“There’s a lot on his plate,” Holmgren said. “When he’s healthy and can play, I expect him to take the next step. He’s played two years, and now it’s time to take that next big step.”
Mike Solari, the Seahawks’ new offensive line coach, said he is as eager as anyone to see Spencer on the practice field.
“I’ve never worked with Chris,” said Solari, who spent his past 11 seasons as an assistant with the Kansas city Chiefs. “I don’t know what he can do. I’ve seen film, but we’ve got a lot of work to do.
“We’re eager, as an offense, to have Chris in there so we can see what he can do.”
Solari is taking the “glass-half-full” approach to Spencer’s absence, pointing out that the injury has allowed the Seahawks to develop a young backup center in Steve Vallos. But Solari also admits that Seattle needs its starting center back as soon as possible.
“We’re losing time, and that time cannot be replaced,” said Solari, who has worked with Spencer in meeting rooms but has yet to see him practice. “That’s the value of training camp. They’ve got to work together.”
New veteran Mike Wahle, who is slated to start at left guard, admits that he is a bit curious about what it will be like to play alongside Spencer.
“I’ve watched him on film, and he’s a real good player. He’s got a lot of talent,” Wahle said. “It’s an unfortunate circumstance when a guy can’t get out here because of injury, but the other guys are working hard. I look forward to working with him.”
Added new running back Julius Jones: “I haven’t seen a lot of Spencer, but they drafted him for a reason.”
Spencer missed all of the offseason minicamps following shoulder surgery, and Holmgren said he strained his back during a conditioning drill just before the start of training camp.

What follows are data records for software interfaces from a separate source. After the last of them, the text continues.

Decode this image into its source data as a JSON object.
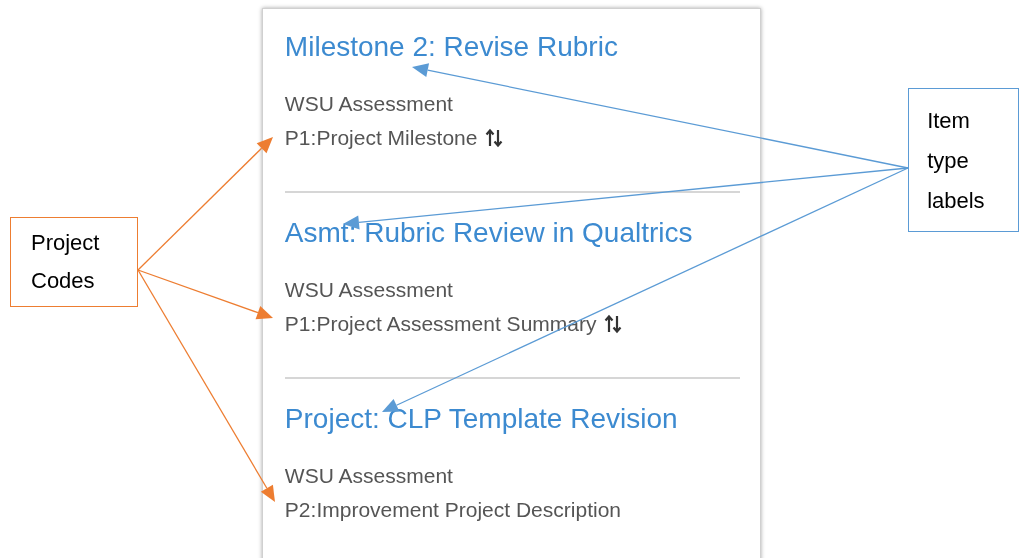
{
  "callouts": [
    {
      "lines": [
        "Project",
        "Codes"
      ],
      "color": "#ed7d31"
    },
    {
      "lines": [
        "Item",
        "type",
        "labels"
      ],
      "color": "#5b9bd5"
    }
  ],
  "items": [
    {
      "title": "Milestone 2: Revise Rubric",
      "organization": "WSU Assessment",
      "project_code": "P1:Project Milestone",
      "sortable": true
    },
    {
      "title": "Asmt: Rubric Review in Qualtrics",
      "organization": "WSU Assessment",
      "project_code": "P1:Project Assessment Summary",
      "sortable": true
    },
    {
      "title": "Project: CLP Template Revision",
      "organization": "WSU Assessment",
      "project_code": "P2:Improvement Project Description",
      "sortable": false
    }
  ]
}
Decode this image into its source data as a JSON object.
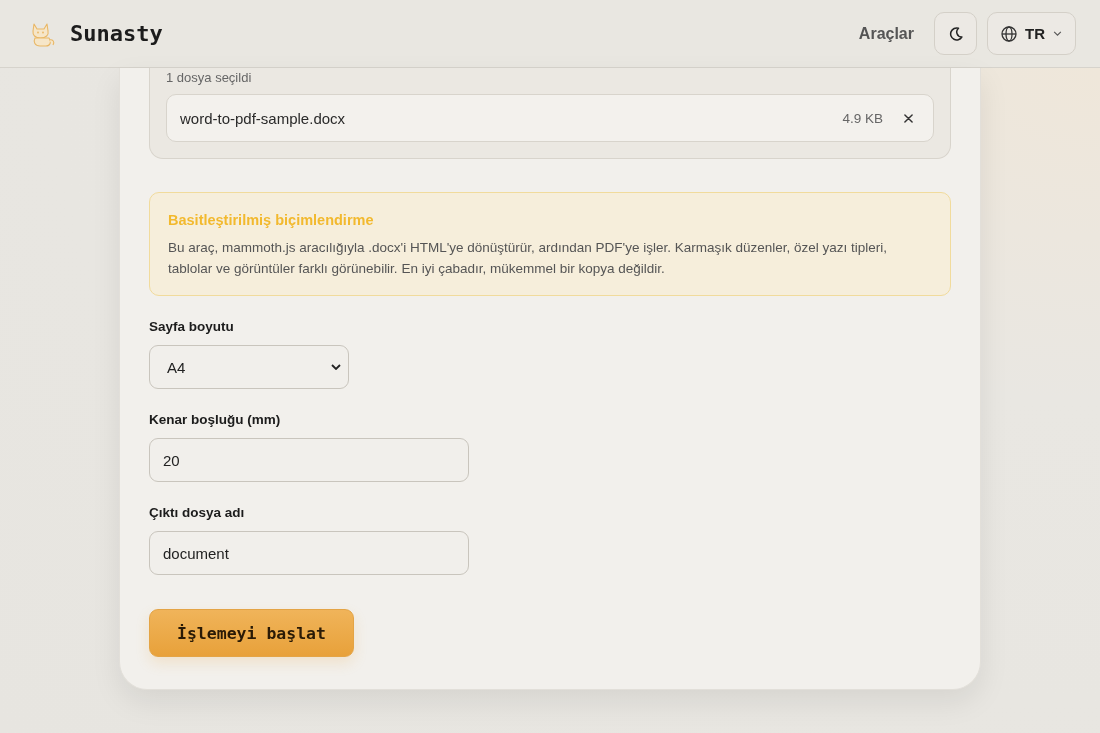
{
  "header": {
    "brand": "Sunasty",
    "nav_link": "Araçlar",
    "language": "TR"
  },
  "upload": {
    "selected_count": "1 dosya seçildi",
    "files": [
      {
        "name": "word-to-pdf-sample.docx",
        "size": "4.9 KB"
      }
    ]
  },
  "notice": {
    "title": "Basitleştirilmiş biçimlendirme",
    "text": "Bu araç, mammoth.js aracılığıyla .docx'i HTML'ye dönüştürür, ardından PDF'ye işler. Karmaşık düzenler, özel yazı tipleri, tablolar ve görüntüler farklı görünebilir. En iyi çabadır, mükemmel bir kopya değildir."
  },
  "form": {
    "fields": [
      {
        "kind": "select",
        "label": "Sayfa boyutu",
        "value": "A4"
      },
      {
        "kind": "input",
        "label": "Kenar boşluğu (mm)",
        "value": "20"
      },
      {
        "kind": "input",
        "label": "Çıktı dosya adı",
        "value": "document"
      }
    ]
  },
  "submit_button": "İşlemeyi başlat"
}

Spencer’s backup, veteran Chris Gray, retired from the game after suffering a more severe back injury on the first weekend of training camp.
That left Vallos, who mostly played tackle at Wake Forest, as the only center at camp. The team tried to convert guard Mansfield Wrotto to center, but he had trouble with the snap exchange. Ben Claxton was signed off the street to serve as Vallos’s backup.
But the player the Seahawks want most, and need, is Spencer.
“This time that he’s missing is tough,” Holmgren said. “It’s tough on him. I absolutely think he’s capable; we just need to get him healthy.”